As more gravitational wave detectors come online in the next few years, scientists will be able to glean increasingly rich information about the universe around us. “That will give us a very important network that will allow us to ... reduce serendipity from astronomy, at least for some sources,” Lehner said.
For many scientists, the most exciting prospect is that gravitational wave astronomy could enable researchers to probe the “dark” universe: objects and forces that don’t absorb, reflect, or emit light, yet make up 96 percent of the universe.
Perimeter Associate Faculty member Avery Broderick said this is a seismic shift in astronomy, which has been studying the light side of the universe for 10,000 years.
“When we get this new window on the universe, history and experience has shown us that we find something totally different, something totally unexpected. This has happened over and over again in astronomy, where we’ve opened up windows in the X-ray and the radio, and we see a totally different universe,” Broderick said.
“I would be shocked if we don’t see the same thing when we look with gravitational eyes, and see the gravitational wave universe as totally different. This is going to be absolutely critical to understanding how the dark universe and the light universe fit together.”
Perimeter cosmologist Latham Boyle is also excited about the unknowns that gravitational waves could now reveal. As he explained during the Perimeter panel, there was a span of decades between the discovery of radio waves and their use in astronomy.
“For 40 or 50 years, nobody built radio telescopes,” Boyle said. “Finally, when they did, there was a flood of all kinds of crazy discoveries. [There was] the cosmic microwave background radiation, which is kind of a cosmic selfie, then they discovered these things called pulsars, and they discovered quasars.
“They discovered all this stuff that people would have called you crazy if you’d suggested it before. As soon as you turned it on, it was out there. It’s just a historical fact that often you see wilder stuff. That’s one of the most exciting things for me.”

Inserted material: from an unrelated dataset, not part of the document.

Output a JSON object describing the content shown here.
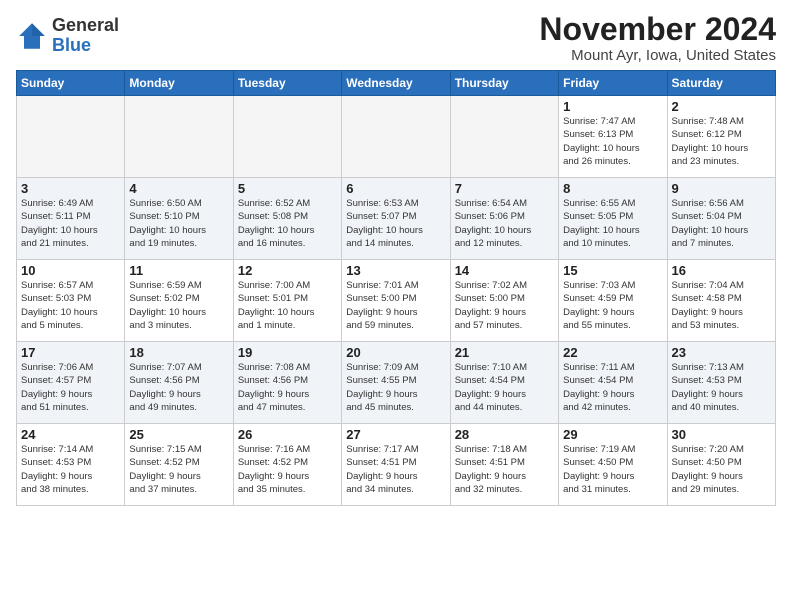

The Daily Galaxy via The Perimeter Institute
Image credit: Binary black hole wikimedia.org/wikipedia/commonsRelated articles